Gambling is the wagering of something of value on a random event with awareness of the risk and in the hope of gaining a prize. This activity can range from playing card games with friends for small amounts of money to buying lottery tickets or placing bets on sports events with coworkers. The amount of money wagered may vary from a few dollars to millions of dollars. Although some gamblers are professional and earn a living from gambling, many people engage in this activity for recreation or social interaction. Some people have a heightened risk for developing gambling problems, especially when they have a family history of problem gambling or other mental health issues.

Gambling can be addictive, so it is important to take precautions when engaging in this activity. It is also helpful to learn healthier ways to cope with unpleasant feelings and boredom, such as exercising, spending time with friends who do not gamble, and practicing relaxation techniques. It is also important to recognize when a person has a problem and seek help.

The concept of gambling has been around for millennia. In the earliest times, dice and other guessing games were popular with Stone Age cultures. There is archaeological evidence of gambling in the ruins of Pompeii, among the Bushmen of South Africa, Australian aborigines, and American Indians. Historically, gambling has shifted in popularity with the changing fashions of society.

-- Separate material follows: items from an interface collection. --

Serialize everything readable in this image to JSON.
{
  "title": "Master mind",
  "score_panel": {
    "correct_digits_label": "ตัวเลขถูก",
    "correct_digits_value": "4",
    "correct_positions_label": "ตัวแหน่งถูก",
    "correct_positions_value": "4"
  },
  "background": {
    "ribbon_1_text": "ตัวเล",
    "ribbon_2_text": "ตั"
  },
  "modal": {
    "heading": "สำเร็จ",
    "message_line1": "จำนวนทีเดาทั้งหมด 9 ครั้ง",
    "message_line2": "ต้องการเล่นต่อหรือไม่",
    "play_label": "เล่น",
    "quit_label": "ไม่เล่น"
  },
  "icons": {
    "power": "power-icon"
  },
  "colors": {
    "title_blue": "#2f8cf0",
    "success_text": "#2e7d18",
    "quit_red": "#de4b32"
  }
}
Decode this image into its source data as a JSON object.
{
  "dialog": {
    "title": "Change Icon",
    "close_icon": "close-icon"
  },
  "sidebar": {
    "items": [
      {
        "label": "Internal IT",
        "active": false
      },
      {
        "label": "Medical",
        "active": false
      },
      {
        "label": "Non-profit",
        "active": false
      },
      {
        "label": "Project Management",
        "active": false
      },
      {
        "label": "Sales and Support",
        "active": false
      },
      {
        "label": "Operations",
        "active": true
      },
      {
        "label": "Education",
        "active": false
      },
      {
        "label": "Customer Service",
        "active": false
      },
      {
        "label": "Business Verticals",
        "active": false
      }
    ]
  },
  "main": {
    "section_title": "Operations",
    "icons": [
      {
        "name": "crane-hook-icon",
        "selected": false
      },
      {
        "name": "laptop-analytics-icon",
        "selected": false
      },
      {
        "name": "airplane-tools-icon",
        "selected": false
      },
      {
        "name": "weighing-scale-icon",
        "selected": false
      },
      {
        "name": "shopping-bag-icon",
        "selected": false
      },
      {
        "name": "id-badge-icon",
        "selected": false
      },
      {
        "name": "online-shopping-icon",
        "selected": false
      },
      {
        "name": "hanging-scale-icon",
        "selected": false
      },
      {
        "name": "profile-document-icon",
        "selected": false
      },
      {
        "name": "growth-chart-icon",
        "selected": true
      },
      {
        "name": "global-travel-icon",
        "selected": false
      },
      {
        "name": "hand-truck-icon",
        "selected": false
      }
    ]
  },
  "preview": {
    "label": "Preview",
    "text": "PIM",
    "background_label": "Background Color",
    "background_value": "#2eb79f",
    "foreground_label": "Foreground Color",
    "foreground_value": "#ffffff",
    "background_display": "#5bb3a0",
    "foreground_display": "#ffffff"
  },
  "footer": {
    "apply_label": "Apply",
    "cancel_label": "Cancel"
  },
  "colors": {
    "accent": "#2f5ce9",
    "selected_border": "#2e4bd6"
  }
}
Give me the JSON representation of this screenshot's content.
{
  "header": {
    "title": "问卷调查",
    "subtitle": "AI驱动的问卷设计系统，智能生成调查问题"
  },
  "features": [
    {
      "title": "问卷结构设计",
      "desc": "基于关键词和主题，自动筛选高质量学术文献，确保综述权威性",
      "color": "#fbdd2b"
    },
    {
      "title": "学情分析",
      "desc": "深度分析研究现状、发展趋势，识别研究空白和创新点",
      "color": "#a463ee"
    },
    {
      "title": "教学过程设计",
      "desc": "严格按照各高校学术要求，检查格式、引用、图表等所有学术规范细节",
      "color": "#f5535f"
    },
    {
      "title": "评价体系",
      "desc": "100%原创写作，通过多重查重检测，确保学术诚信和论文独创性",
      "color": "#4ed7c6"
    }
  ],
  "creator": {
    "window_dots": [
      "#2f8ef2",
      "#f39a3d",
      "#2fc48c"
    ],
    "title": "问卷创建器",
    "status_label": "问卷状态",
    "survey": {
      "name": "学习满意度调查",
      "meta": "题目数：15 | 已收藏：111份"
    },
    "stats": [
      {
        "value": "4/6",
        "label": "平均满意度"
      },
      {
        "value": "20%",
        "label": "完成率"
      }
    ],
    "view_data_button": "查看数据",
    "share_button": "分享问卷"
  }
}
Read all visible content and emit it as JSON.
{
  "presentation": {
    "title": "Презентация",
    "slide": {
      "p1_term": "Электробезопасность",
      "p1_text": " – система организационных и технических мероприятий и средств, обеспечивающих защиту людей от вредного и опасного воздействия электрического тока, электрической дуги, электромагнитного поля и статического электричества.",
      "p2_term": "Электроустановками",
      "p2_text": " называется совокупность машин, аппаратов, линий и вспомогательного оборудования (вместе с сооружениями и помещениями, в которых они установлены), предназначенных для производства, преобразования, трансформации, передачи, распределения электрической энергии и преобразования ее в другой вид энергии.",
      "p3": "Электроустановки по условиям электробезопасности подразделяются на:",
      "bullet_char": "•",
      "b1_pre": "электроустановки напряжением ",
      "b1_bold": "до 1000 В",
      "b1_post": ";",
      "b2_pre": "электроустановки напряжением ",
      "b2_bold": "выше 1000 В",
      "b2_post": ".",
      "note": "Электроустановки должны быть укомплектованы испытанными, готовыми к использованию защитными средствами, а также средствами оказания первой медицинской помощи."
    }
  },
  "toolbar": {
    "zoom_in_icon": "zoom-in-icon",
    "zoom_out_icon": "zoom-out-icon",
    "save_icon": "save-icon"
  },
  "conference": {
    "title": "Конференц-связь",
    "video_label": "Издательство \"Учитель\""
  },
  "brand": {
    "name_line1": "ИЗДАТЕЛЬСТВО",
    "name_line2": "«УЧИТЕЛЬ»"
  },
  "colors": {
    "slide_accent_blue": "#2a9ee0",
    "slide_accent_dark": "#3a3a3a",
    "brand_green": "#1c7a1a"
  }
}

In modern societies, the majority of people who gamble do so legally. However, in some countries, gambling is illegal. Illegal gambling can be very dangerous, and it can lead to crime. It can also exacerbate existing mood disorders, such as depression or substance abuse. People who have a serious gambling addiction should seek out inpatient or residential treatment programs.

Researchers have studied the relationship between gambling and impulsiveness. It is believed that the underlying cause of this connection is an inability to control one’s impulses. Studies have shown that impulsiveness is associated with increased likelihood of gambling and that gamblers are often unable to stop even when they are losing large amounts of money.

Another factor that contributes to the development of a gambling problem is the reward for winning. It is thought that this reward provides reinforcement for the behavior and makes it more likely to continue. The size of the reward is also related to how resistant the behavior is to extinction, suggesting that larger rewards make it harder for gamblers to quit the habit.

The biggest step in overcoming a gambling addiction is admitting that there is a problem. This can be difficult, especially if the person has lost a lot of money or damaged or strained relationships as a result of their gambling habits. If a person has an underlying mood disorder, such as depression, it is also advisable to seek professional therapy. A therapist can help to address these issues and teach coping skills that will reduce the urge to gamble.